If you are going to lock your German Pointer in a crate while you are out, make sure it is large enough to allow them to move, turn, stand, and lie down comfortably. A water bowl should also be able to fit without being knocked over. However, it does still have to be small enough to prevent them from injuring themselves and to provide a sense of security.
Your German Pointer has to be crate-trained before you leave them alone in the crate. They have to understand that this is a safe and comfortable place to be, instead of a prison.
Puppies between eight and twelve weeks should not be left in a crate longer than thirty minutes to one hour. Puppies between three and four months could probably handle two hours of crate time. At five months, you could push this to three hours, and from six months through adulthood, German Pointers could cope with 4 hours in a crate. However, anything longer than about three hours should be kept to a minimum.

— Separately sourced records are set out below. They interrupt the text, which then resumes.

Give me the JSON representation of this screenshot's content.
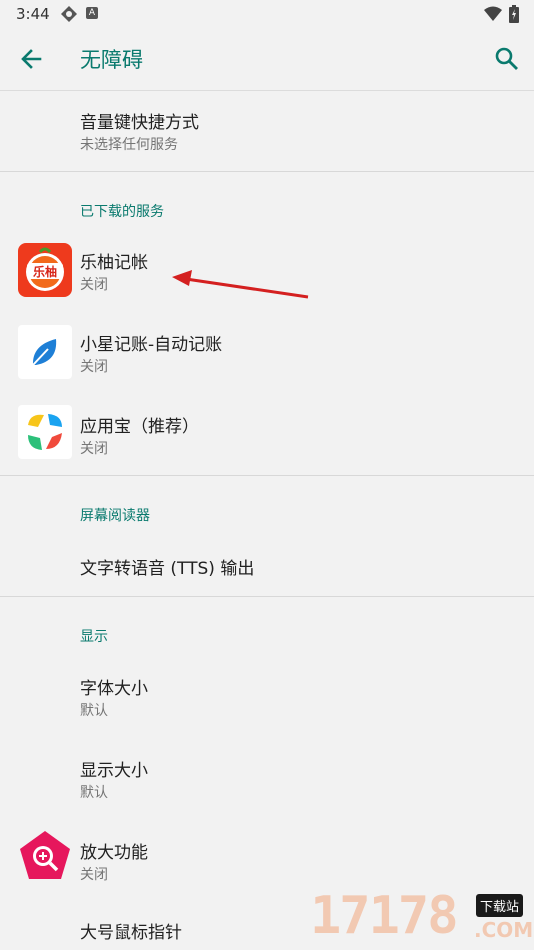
{
  "status_bar": {
    "time": "3:44",
    "badge_letter": "A"
  },
  "app_bar": {
    "title": "无障碍",
    "back_icon": "arrow-back-icon",
    "search_icon": "search-icon"
  },
  "shortcut": {
    "title": "音量键快捷方式",
    "subtitle": "未选择任何服务"
  },
  "downloaded": {
    "header": "已下载的服务",
    "items": [
      {
        "title": "乐柚记帐",
        "subtitle": "关闭",
        "icon": "leyou-app-icon",
        "icon_text": "乐柚"
      },
      {
        "title": "小星记账-自动记账",
        "subtitle": "关闭",
        "icon": "leaf-app-icon"
      },
      {
        "title": "应用宝（推荐）",
        "subtitle": "关闭",
        "icon": "yingyongbao-app-icon"
      }
    ]
  },
  "screen_reader": {
    "header": "屏幕阅读器",
    "tts": "文字转语音 (TTS) 输出"
  },
  "display": {
    "header": "显示",
    "font_size": {
      "title": "字体大小",
      "subtitle": "默认"
    },
    "display_size": {
      "title": "显示大小",
      "subtitle": "默认"
    },
    "magnification": {
      "title": "放大功能",
      "subtitle": "关闭",
      "icon": "magnify-app-icon"
    },
    "large_pointer": {
      "title": "大号鼠标指针"
    }
  },
  "watermark": {
    "text": "17178",
    "badge": "下载站",
    "suffix": ".COM"
  },
  "colors": {
    "accent": "#0a7a6e",
    "background": "#f2f2f2",
    "annotation_arrow": "#d42020"
  }
}
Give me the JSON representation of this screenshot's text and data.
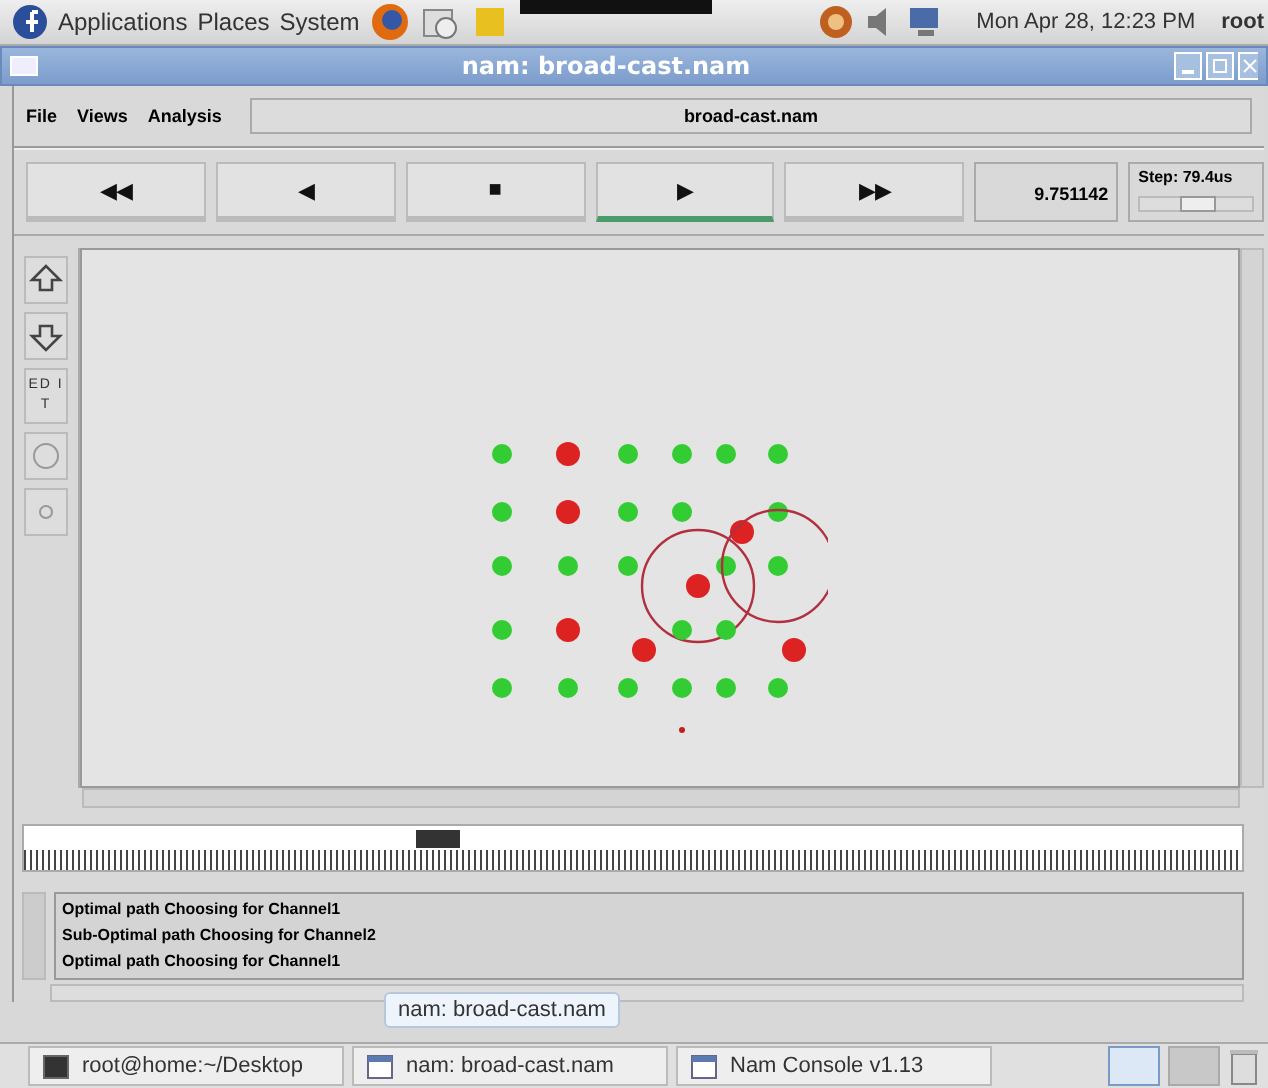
{
  "top_panel": {
    "menus": [
      "Applications",
      "Places",
      "System"
    ],
    "clock": "Mon Apr 28, 12:23 PM",
    "user": "root"
  },
  "window": {
    "title": "nam: broad-cast.nam"
  },
  "menu_bar": {
    "items": [
      "File",
      "Views",
      "Analysis"
    ],
    "file_name": "broad-cast.nam"
  },
  "controls": [
    {
      "label": "◀◀",
      "selected": false
    },
    {
      "label": "◀",
      "selected": false
    },
    {
      "label": "■",
      "selected": false
    },
    {
      "label": "▶",
      "selected": true
    },
    {
      "label": "▶▶",
      "selected": false
    }
  ],
  "time": "9.751142",
  "step": {
    "label": "Step: 79.4us",
    "level": 0.5
  },
  "tools": [
    {
      "kind": "zoom-in"
    },
    {
      "kind": "zoom-out"
    },
    {
      "kind": "edit",
      "label": "ED IT"
    },
    {
      "kind": "circle"
    },
    {
      "kind": "dot"
    }
  ],
  "nodes": [
    {
      "color": "#33cc33"
    },
    {
      "color": "#dd2222"
    },
    {
      "color": "#33cc33"
    },
    {
      "color": "#33cc33"
    },
    {
      "color": "#33cc33"
    },
    {
      "color": "#33cc33"
    },
    {
      "color": "#33cc33"
    },
    {
      "color": "#dd2222"
    },
    {
      "color": "#33cc33"
    },
    {
      "color": "#33cc33"
    },
    {
      "color": "#dd2222"
    },
    {
      "color": "#33cc33"
    },
    {
      "color": "#33cc33"
    },
    {
      "color": "#33cc33"
    },
    {
      "color": "#33cc33"
    },
    {
      "color": "#dd2222",
      "range": true
    },
    {
      "color": "#33cc33"
    },
    {
      "color": "#33cc33",
      "range": true
    },
    {
      "color": "#33cc33"
    },
    {
      "color": "#dd2222"
    },
    {
      "color": "#dd2222"
    },
    {
      "color": "#33cc33"
    },
    {
      "color": "#33cc33"
    },
    {
      "color": "#dd2222"
    },
    {
      "color": "#33cc33"
    },
    {
      "color": "#33cc33"
    },
    {
      "color": "#33cc33"
    },
    {
      "color": "#33cc33"
    },
    {
      "color": "#33cc33"
    },
    {
      "color": "#33cc33"
    }
  ],
  "timeline": {
    "level": 0.34
  },
  "log": [
    "Optimal path Choosing for Channel1",
    "Sub-Optimal path Choosing for Channel2",
    "Optimal path Choosing for Channel1"
  ],
  "tooltip": "nam: broad-cast.nam",
  "taskbar": [
    {
      "kind": "terminal",
      "label": "root@home:~/Desktop"
    },
    {
      "kind": "window",
      "label": "nam: broad-cast.nam"
    },
    {
      "kind": "window",
      "label": "Nam Console v1.13"
    }
  ]
}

Before locking your dog in the crate, you need to take them to the toilet and give them a really brisk exercise session so that they are happy to settle down in their crate for a rest. Give them water and toys and take them out as soon as you get home.
German Pointers are high-energy, attached dogs. They dislike being left alone for any duration of time. However, as it is impossible to take your German Pointer everywhere with you, and it is also impossible to never leave the house, it is helpful to know how much alone time German Pointers can tolerate.
Typically, an adult German Pointer can be left alone for up to four hours. Six hours is acceptable on occasion, but more than this is harmful to their bladder health as well as their emotional well-being.
When German Pointers are left alone, they turn to destructive behaviors to work off their distress and excess energy. They are also prone to nuisance barking, which can cause trouble with neighbors. They may also develop separation anxiety.
If you work an eight- to nine-hour job, and you are not in a position to come home and spend time with your German Pointer in your lunch break, then this is not the breed for you.